GAINESVILLE, FL. (EEF News) We are not surprised by the Supreme Court’s decision to block President Biden’s student loan forgiveness plan. However, it is unfortunate because not only would this relief have helped to reduce student loan balances, but it would also have improved our economy, resulting in increased consumer spending, and financial stability. Individuals who owe tend to prioritize paying their loans back instead of saving and investing, starting businesses, and buying homes; this terrible ripple effect hurts all of us, not just the borrowers. We have to reflect on the students who had to borrow money to attend college in the first place. They likely attended because they wanted the training to get a job to better themselves, their families and give back to their communities.
Forbes reports, “Borrowers collectively owe more than $1.75 trillion in total student loan debt, with the average borrower owing $28,950 individually. America’s racial wealth gap means that the student debt burden falls disproportionately on students of color and their families, with long-term implications.”
The AAUW states, “Women hold almost 2/3 of the country’s $1.54-trillion student debt: $929 billion. Women earning a bachelor’s degree graduate owing an average of $2,700 more than their male peers. Student debt is the second-highest source of household debt after housing. Women take about two years longer than men to repay student loans. When women graduate from college, most face a gender pay gap — which compounds as they age. This makes paying off their larger share of student debt even harder.”
We understand that student loan debt can be a significant financial burden for many students. According to recent statistics, four years after graduation, 48% of Black students owe an average of 6% more than they borrowed. “The typical Black borrower still owes 95% of the original cumulative balance after 20 years in repayment and four years after graduation, 48% of Black students owe an average of 12.5% more than they borrowed,” UNCF.
Although most college students take out student loans, women and people of color are more likely to have student loan debt—and higher balances—than their white male counterparts.
Average Student Loan Debt for Men and Women
- 47% of women hold student loan debt
- 40% of men hold student loan debt
Source: Federal Reserve of St. Louis
Average Student Loan Debt by Race
- 50% of Black adults have student loan debt, with an average balance of $9,800
- 44% of white adults have student loan debt, with an average balance of $8,700
- 37% of Hispanic/Latino adults have student loan debt, with an average balance of $7,000
This is why The Education Equalizer Foundation originated. Our method prepares students to get accepted to college and acquire scholarships to afford college.
However, we need your support. Consider volunteering, donating, or simply spreading the word to the middle through high school students in your area so that every child who wants to attend college can attend college. And every child needing financial assistance is educated about scholarship, work-study, and internship/externship opportunities. Now is the time to support The Education Equalizer Foundation!
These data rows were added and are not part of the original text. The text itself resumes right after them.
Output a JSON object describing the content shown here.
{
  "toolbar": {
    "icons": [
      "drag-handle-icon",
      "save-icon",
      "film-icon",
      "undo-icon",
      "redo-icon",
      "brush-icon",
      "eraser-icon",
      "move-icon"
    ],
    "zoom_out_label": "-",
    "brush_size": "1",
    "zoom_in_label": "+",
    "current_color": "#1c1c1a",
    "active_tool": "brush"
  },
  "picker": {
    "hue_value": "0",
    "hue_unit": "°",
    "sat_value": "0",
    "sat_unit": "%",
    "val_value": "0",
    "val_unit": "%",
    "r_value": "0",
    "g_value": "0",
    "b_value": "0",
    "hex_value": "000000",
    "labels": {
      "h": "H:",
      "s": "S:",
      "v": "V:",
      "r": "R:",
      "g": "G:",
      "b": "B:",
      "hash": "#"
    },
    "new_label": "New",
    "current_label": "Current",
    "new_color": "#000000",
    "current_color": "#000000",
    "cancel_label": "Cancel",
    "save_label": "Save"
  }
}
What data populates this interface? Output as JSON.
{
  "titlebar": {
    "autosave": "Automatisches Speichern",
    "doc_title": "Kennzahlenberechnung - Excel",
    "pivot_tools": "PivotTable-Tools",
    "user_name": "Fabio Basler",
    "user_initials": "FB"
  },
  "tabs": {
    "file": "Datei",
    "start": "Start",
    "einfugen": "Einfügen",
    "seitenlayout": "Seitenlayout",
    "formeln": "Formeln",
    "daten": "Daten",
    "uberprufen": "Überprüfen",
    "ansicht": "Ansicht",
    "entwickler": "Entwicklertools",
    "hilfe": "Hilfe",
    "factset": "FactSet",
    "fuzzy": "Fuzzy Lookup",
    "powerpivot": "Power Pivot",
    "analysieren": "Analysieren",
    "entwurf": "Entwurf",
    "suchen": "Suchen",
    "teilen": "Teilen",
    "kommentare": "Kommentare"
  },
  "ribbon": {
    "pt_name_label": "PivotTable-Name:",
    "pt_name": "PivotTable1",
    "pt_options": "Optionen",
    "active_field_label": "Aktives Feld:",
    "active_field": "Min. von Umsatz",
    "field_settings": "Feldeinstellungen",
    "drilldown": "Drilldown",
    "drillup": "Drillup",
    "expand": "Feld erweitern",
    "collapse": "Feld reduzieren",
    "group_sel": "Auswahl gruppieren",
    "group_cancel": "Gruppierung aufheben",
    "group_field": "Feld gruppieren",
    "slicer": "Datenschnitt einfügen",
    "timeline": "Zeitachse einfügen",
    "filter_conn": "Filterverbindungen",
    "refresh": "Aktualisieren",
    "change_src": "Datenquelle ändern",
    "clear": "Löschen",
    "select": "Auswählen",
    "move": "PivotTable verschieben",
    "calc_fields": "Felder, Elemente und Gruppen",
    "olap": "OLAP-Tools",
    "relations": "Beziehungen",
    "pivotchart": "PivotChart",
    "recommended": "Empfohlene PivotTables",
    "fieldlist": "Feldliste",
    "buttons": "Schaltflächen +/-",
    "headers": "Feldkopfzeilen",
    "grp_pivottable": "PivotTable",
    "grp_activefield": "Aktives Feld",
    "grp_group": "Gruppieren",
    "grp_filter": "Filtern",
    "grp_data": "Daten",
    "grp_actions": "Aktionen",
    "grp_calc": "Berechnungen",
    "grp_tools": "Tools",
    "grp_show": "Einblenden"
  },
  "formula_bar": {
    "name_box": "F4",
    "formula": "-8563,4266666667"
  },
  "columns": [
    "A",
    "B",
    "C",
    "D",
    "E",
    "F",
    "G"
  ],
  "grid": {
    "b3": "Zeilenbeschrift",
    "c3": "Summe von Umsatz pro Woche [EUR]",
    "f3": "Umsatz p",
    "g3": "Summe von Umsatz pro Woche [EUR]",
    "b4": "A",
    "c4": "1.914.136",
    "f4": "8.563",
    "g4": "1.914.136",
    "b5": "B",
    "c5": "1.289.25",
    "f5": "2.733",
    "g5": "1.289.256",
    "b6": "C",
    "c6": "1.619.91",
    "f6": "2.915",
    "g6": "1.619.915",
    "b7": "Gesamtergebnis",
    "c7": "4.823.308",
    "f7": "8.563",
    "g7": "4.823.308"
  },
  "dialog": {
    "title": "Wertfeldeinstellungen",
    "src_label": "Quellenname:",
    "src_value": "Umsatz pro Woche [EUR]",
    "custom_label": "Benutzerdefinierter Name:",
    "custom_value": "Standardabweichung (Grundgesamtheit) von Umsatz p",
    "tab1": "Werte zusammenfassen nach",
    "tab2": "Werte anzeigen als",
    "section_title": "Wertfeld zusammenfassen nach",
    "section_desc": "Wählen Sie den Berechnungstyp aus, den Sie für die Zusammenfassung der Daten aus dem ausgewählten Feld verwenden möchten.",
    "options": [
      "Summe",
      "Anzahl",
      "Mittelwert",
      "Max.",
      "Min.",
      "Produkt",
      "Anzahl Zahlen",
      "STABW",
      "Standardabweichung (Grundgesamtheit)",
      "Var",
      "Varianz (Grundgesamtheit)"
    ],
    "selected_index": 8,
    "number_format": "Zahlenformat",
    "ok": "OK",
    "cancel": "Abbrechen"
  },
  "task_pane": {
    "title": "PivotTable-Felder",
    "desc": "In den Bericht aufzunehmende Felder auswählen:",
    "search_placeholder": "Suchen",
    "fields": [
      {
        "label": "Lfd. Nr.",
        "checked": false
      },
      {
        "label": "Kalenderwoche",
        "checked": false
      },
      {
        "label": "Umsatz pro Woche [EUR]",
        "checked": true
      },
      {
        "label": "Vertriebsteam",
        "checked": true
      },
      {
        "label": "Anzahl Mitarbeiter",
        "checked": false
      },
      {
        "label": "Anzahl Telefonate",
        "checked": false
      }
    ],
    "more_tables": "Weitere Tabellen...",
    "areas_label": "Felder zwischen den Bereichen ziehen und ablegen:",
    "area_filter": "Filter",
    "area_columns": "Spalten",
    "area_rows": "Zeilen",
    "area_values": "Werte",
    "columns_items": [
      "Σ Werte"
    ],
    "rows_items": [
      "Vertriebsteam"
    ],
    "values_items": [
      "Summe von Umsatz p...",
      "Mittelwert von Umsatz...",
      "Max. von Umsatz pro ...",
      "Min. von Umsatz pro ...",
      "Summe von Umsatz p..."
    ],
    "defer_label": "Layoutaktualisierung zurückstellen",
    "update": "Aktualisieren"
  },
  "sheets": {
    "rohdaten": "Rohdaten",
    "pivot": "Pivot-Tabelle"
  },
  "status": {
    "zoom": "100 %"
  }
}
EEF About Us
The Education Equalizer Foundation works with middle through high school students and their families to demystify the college admittance process and provide scholars with the necessary tools to graduate.
EEF Giving Statement
We are a 100% volunteer organization with no full-time staff. Last year, we helped over 100 students get assistance with college preparedness. This year, we will help 150 students. It costs $6.00 a day to provide services to one student. Give today.
Thank you to the following organizations for sponsoring The Education Equalizer Foundation.
The Wagmore Foundation